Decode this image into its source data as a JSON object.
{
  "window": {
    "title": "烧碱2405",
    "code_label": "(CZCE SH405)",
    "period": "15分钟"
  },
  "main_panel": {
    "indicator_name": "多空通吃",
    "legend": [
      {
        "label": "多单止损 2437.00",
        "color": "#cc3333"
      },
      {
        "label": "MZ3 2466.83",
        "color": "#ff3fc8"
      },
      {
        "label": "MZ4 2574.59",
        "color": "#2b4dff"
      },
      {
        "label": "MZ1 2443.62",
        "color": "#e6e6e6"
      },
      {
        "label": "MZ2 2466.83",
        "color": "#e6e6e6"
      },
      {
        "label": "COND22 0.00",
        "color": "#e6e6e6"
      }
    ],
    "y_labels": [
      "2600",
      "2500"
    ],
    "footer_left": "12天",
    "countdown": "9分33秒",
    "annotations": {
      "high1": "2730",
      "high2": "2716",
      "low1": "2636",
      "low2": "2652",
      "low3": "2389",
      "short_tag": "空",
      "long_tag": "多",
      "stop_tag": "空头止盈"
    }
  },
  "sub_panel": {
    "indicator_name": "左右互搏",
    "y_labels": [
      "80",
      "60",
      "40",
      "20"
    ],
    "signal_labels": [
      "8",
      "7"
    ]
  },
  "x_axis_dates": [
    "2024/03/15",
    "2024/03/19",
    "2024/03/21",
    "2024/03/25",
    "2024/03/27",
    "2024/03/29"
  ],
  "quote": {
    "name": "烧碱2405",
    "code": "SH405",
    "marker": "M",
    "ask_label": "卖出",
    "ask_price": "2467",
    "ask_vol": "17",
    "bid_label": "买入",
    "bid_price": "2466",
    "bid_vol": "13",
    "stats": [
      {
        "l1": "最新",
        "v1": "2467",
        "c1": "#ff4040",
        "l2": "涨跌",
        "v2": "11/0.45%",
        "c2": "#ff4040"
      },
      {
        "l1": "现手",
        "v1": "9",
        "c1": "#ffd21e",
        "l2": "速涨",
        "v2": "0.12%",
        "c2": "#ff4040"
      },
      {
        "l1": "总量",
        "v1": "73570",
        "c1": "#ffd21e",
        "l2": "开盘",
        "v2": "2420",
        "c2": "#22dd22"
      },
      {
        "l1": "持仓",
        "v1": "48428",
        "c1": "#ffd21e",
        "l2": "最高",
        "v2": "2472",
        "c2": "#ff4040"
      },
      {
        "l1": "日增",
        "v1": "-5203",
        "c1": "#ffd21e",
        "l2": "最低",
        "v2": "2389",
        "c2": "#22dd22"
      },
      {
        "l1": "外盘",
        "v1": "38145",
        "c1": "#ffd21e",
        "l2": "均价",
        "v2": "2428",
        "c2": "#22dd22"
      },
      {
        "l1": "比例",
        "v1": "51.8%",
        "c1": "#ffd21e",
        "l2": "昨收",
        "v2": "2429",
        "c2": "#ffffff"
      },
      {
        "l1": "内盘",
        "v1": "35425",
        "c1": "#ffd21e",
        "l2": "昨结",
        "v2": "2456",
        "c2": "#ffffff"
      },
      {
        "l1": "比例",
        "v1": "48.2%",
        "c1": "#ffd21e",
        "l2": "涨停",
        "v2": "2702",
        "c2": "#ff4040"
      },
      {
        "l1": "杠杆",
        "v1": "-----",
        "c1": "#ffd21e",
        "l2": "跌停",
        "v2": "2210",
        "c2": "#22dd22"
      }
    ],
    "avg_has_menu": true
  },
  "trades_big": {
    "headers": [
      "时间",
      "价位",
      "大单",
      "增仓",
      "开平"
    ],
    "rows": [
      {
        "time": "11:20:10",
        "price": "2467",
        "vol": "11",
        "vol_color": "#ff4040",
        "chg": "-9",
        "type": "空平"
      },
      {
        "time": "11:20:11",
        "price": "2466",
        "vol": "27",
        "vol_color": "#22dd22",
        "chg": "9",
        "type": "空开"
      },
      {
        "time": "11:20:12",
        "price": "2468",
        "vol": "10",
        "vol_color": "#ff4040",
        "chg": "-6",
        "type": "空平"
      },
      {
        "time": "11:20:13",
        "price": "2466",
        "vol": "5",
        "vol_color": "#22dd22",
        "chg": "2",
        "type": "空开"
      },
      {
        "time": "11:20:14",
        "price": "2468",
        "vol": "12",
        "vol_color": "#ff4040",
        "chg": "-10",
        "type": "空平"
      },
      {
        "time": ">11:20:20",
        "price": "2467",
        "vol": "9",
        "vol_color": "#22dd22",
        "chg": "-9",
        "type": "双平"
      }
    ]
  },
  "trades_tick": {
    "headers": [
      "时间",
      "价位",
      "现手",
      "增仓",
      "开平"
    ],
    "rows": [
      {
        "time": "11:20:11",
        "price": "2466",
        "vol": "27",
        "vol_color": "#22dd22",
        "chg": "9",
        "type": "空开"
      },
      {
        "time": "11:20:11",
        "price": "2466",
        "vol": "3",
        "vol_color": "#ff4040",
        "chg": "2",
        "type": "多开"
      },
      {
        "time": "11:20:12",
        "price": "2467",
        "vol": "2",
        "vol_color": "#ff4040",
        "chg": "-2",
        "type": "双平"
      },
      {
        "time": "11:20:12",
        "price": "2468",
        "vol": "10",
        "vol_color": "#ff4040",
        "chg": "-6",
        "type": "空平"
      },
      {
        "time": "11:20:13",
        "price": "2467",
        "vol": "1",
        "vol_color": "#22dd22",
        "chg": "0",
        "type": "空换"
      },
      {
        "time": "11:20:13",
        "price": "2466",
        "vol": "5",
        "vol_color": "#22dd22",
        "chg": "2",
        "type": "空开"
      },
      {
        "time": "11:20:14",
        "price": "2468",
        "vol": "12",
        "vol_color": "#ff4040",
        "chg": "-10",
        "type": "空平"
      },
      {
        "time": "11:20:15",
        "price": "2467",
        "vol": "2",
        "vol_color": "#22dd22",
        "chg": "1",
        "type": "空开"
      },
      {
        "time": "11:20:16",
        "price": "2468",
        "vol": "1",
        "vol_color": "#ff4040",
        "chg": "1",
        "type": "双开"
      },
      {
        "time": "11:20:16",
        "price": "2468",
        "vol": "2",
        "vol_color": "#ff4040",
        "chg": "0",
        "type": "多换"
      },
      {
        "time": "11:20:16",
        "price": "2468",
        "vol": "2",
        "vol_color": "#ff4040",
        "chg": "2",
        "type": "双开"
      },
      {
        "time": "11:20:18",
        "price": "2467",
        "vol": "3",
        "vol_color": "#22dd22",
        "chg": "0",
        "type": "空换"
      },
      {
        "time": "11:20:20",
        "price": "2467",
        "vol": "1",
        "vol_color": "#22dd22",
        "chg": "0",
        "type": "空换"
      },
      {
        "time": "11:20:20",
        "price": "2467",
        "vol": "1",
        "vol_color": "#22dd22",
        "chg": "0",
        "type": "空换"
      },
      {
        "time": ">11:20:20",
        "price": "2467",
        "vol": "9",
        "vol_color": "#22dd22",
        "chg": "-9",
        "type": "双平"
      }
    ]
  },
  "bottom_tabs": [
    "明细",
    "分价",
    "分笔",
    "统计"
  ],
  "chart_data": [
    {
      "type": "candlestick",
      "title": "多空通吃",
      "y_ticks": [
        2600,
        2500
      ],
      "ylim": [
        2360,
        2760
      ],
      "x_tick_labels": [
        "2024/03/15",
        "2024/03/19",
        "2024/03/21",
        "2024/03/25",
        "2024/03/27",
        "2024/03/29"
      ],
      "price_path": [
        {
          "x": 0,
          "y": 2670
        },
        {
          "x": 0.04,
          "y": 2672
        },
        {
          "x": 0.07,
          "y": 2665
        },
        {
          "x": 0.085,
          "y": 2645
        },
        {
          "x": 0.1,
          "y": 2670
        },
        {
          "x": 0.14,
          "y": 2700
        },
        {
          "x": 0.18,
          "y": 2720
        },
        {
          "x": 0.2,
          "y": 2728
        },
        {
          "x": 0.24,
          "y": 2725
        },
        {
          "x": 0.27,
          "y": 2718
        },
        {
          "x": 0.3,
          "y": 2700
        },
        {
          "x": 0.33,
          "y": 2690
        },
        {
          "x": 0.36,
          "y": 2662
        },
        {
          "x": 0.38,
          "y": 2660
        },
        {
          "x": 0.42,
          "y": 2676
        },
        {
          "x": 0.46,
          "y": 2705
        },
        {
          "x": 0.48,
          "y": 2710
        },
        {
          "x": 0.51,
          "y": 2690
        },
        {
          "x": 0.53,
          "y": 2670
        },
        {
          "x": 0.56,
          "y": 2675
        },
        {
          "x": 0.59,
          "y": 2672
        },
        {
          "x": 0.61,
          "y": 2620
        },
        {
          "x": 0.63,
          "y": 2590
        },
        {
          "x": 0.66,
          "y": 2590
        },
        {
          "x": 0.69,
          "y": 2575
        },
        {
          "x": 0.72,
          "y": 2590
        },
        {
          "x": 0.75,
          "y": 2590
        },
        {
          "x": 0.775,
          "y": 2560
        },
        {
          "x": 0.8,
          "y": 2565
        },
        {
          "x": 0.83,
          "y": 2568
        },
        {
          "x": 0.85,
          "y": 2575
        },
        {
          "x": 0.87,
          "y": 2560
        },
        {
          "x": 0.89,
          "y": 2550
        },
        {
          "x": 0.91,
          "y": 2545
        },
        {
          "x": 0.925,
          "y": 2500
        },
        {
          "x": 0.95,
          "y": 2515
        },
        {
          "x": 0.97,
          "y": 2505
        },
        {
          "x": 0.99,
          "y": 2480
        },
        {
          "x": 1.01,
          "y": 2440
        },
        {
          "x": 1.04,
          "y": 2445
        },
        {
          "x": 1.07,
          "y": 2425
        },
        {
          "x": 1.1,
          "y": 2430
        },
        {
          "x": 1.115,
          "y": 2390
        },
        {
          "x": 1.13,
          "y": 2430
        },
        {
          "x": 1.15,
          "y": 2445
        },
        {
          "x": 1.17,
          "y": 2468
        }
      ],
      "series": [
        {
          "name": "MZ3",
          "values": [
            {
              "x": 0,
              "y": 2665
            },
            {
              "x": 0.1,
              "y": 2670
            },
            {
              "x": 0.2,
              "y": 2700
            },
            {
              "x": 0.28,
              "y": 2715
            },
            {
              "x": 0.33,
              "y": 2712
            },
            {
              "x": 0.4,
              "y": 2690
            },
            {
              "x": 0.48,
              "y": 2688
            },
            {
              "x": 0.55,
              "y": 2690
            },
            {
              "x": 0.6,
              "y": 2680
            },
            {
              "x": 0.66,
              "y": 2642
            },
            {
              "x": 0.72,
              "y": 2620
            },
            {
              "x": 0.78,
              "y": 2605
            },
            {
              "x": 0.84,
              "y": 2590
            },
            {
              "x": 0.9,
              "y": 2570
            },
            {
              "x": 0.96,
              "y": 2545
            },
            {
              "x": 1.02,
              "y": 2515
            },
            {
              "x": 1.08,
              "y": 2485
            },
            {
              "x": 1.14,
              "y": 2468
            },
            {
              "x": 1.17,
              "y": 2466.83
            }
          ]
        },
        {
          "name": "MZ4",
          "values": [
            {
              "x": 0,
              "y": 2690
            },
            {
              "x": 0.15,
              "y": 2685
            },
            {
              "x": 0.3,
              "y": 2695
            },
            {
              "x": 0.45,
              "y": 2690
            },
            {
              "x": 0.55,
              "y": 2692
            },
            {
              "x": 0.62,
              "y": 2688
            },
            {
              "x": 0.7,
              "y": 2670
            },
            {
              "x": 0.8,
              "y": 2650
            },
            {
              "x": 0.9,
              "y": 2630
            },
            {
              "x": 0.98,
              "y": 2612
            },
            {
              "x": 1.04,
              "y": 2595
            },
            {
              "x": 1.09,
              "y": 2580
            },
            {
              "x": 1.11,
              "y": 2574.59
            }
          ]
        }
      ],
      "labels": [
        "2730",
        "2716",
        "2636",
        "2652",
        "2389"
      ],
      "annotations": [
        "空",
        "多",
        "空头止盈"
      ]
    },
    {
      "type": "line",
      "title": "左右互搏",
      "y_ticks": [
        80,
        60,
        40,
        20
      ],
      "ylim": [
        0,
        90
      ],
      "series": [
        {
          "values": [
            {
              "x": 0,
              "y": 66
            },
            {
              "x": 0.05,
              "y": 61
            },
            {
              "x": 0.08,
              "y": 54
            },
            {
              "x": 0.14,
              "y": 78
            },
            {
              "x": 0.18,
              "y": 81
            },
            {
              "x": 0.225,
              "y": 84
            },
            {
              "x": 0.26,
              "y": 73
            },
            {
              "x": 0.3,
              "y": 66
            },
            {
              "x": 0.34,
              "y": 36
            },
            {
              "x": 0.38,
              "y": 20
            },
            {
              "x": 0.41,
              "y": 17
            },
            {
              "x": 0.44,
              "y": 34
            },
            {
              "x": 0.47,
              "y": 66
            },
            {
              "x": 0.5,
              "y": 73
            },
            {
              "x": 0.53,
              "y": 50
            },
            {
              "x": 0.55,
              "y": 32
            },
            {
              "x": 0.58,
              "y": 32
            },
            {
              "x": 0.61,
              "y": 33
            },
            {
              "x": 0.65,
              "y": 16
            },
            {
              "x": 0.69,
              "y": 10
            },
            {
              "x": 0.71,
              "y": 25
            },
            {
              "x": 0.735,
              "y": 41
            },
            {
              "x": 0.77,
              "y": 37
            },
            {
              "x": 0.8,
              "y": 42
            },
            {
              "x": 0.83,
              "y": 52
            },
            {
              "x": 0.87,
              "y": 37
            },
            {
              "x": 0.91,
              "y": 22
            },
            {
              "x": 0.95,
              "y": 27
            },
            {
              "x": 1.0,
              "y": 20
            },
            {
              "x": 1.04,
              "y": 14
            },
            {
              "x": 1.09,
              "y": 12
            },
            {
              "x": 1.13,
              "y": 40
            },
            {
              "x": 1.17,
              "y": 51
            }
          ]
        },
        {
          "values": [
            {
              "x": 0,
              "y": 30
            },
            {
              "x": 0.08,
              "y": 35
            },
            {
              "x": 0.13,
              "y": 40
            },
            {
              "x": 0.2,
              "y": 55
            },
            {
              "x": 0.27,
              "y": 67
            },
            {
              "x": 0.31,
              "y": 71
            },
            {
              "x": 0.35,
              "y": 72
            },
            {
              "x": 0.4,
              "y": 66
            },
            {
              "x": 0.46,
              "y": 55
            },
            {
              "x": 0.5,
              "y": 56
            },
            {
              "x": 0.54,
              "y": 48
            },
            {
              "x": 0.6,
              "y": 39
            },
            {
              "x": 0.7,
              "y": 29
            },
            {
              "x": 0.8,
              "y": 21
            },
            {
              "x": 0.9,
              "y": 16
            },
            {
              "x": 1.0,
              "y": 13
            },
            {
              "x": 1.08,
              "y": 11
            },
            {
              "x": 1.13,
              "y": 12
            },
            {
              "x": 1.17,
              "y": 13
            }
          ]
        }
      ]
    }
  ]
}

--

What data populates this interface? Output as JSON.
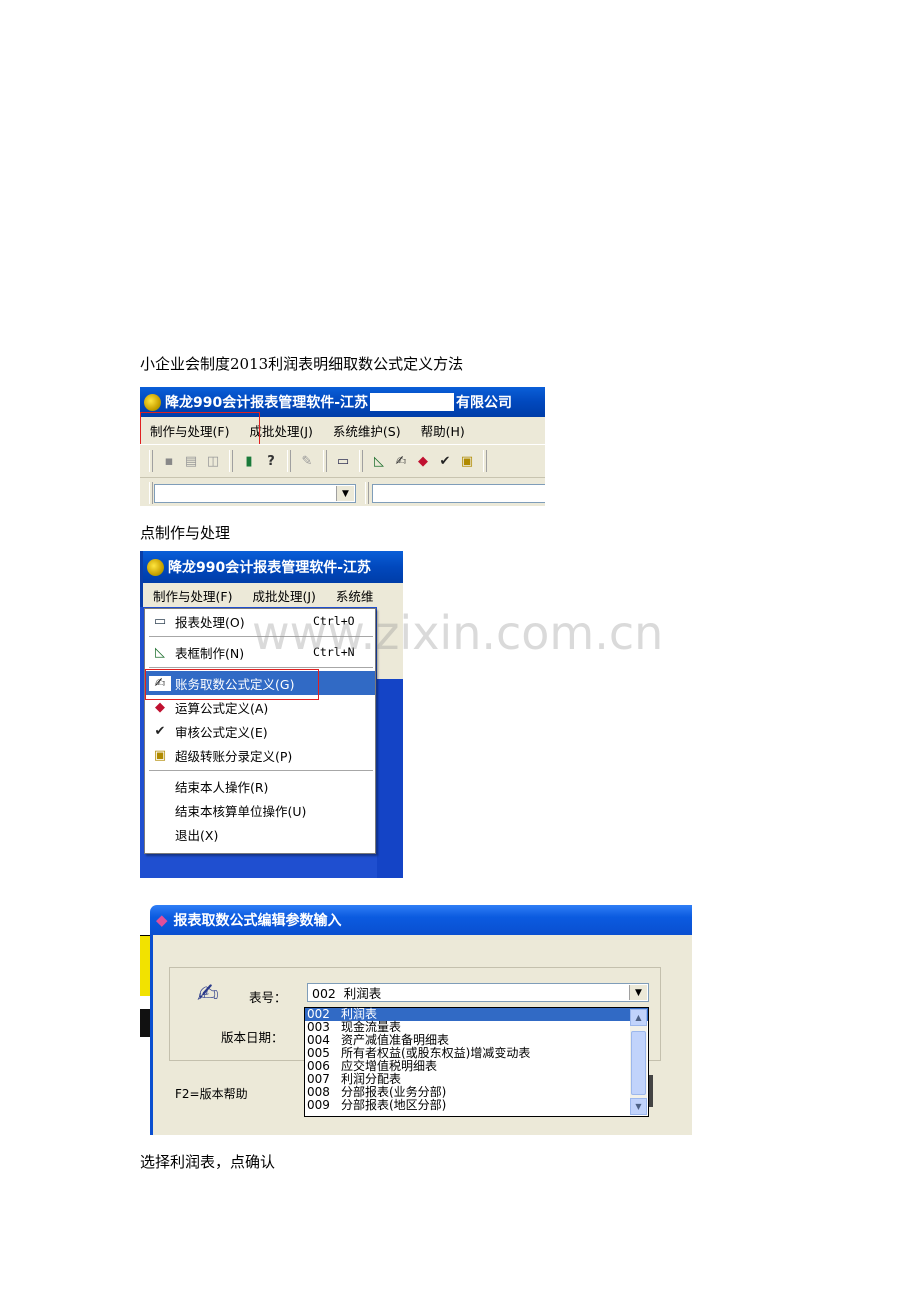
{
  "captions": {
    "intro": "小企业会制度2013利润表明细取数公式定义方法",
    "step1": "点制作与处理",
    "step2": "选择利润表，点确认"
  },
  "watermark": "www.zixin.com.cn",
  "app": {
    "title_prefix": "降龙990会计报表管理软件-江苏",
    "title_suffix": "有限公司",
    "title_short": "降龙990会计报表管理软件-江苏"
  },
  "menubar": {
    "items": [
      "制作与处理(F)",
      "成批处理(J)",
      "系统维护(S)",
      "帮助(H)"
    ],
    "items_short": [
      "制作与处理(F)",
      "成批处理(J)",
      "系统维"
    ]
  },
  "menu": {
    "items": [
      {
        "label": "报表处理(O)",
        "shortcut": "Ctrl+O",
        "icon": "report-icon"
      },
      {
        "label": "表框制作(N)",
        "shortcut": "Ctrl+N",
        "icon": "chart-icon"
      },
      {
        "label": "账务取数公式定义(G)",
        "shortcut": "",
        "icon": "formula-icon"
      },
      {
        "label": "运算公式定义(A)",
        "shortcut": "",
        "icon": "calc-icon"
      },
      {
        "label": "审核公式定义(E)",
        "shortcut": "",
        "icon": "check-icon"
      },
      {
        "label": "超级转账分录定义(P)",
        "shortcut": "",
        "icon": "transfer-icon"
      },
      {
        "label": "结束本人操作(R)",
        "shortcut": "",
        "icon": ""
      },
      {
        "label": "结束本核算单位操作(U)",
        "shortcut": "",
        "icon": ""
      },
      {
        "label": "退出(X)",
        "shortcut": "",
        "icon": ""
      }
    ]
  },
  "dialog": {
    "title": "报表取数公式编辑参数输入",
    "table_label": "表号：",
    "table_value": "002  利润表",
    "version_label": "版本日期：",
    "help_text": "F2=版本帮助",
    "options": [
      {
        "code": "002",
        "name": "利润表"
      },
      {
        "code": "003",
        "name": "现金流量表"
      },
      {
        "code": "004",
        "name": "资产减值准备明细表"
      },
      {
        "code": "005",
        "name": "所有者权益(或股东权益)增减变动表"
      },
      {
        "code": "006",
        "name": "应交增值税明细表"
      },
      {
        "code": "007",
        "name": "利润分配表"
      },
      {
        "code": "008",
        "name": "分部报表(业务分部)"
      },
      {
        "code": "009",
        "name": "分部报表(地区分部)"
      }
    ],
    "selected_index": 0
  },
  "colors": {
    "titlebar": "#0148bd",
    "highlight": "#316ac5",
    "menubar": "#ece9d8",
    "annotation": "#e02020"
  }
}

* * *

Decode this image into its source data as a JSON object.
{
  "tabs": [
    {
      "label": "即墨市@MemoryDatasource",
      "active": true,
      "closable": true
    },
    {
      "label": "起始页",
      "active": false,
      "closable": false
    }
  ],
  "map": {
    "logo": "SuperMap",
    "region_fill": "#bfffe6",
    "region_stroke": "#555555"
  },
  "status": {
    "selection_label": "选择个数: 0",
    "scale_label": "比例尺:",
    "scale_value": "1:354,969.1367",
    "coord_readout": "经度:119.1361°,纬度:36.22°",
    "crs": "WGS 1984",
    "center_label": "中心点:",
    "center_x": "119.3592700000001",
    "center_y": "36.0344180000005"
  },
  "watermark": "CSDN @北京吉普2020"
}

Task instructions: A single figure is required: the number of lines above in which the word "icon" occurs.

Solution for this exercise: 9